THE PROBLEM:
In the listing that follows, copy out each line that includes the word "JSON".

################

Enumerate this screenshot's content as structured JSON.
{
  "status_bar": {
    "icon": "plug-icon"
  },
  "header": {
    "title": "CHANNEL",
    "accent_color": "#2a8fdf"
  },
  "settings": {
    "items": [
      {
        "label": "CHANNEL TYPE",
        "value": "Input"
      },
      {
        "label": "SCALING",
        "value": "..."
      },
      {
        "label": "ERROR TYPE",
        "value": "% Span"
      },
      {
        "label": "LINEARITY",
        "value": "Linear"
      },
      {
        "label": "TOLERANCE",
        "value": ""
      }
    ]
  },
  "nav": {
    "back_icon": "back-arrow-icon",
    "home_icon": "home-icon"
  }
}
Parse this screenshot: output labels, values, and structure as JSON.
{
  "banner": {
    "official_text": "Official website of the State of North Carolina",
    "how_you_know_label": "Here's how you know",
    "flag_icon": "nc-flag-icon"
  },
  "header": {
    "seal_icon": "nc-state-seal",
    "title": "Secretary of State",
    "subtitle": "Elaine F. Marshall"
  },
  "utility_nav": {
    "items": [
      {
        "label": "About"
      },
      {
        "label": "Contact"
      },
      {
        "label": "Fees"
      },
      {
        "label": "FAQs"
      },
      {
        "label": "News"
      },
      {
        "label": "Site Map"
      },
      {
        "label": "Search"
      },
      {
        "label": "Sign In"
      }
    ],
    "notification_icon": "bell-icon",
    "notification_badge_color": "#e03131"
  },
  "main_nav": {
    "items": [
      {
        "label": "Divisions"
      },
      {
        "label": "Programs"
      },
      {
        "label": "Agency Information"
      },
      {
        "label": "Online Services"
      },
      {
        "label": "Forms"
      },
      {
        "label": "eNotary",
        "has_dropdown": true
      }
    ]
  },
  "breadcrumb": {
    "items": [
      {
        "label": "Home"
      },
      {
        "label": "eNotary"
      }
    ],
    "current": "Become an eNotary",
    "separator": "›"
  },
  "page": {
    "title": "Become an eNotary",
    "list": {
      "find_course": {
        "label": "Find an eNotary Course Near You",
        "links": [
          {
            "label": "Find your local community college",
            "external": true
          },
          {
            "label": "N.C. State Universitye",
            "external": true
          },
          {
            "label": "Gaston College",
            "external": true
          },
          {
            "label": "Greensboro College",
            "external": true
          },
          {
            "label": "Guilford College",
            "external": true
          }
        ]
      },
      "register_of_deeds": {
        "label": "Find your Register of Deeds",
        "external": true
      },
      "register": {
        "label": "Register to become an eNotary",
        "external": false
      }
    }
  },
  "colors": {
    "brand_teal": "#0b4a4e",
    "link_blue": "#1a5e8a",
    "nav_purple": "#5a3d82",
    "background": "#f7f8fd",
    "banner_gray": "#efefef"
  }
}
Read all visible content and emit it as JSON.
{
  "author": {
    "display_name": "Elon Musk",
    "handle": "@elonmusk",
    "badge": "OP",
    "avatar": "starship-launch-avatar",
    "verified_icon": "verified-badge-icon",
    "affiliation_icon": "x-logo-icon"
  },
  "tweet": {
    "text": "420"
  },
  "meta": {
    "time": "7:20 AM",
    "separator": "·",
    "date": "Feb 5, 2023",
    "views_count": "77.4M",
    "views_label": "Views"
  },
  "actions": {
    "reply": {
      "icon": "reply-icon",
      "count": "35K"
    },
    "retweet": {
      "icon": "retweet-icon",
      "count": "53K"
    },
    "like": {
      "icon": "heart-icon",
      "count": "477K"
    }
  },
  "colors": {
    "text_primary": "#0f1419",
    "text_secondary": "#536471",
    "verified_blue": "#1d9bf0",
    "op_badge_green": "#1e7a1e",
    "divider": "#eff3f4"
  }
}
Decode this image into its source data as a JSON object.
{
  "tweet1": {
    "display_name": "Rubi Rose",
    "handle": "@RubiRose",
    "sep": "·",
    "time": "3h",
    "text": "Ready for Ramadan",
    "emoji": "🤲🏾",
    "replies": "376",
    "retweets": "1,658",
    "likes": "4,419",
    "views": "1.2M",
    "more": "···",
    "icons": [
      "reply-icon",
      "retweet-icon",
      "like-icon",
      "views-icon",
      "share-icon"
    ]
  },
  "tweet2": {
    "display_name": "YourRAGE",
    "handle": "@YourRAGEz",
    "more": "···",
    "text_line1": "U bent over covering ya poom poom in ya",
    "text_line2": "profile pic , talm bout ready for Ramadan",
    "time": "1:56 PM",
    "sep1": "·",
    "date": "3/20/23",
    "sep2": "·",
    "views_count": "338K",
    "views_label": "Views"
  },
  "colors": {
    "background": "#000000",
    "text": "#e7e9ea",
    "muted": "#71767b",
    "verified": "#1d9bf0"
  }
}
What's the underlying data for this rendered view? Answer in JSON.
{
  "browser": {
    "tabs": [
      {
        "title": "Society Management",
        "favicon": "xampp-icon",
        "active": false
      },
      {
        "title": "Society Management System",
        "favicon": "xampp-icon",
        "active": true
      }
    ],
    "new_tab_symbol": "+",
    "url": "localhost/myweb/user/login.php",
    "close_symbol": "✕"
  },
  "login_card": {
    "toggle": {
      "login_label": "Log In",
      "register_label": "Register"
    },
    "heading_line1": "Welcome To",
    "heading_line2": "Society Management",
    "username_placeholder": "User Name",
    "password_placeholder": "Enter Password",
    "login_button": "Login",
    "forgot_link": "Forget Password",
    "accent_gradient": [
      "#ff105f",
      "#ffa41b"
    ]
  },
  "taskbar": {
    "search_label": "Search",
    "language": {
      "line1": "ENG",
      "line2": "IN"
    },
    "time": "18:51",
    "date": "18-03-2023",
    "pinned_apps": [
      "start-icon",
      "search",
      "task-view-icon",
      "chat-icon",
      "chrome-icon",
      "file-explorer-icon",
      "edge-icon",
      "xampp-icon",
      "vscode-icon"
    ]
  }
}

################

PROBLEM SOLUTION:
Enumerate this screenshot's content as structured JSON.
Parse this screenshot: output labels, values, and structure as JSON.
Read all visible content and emit it as JSON.
Decode this image into its source data as a JSON object.
What's the underlying data for this rendered view? Answer in JSON.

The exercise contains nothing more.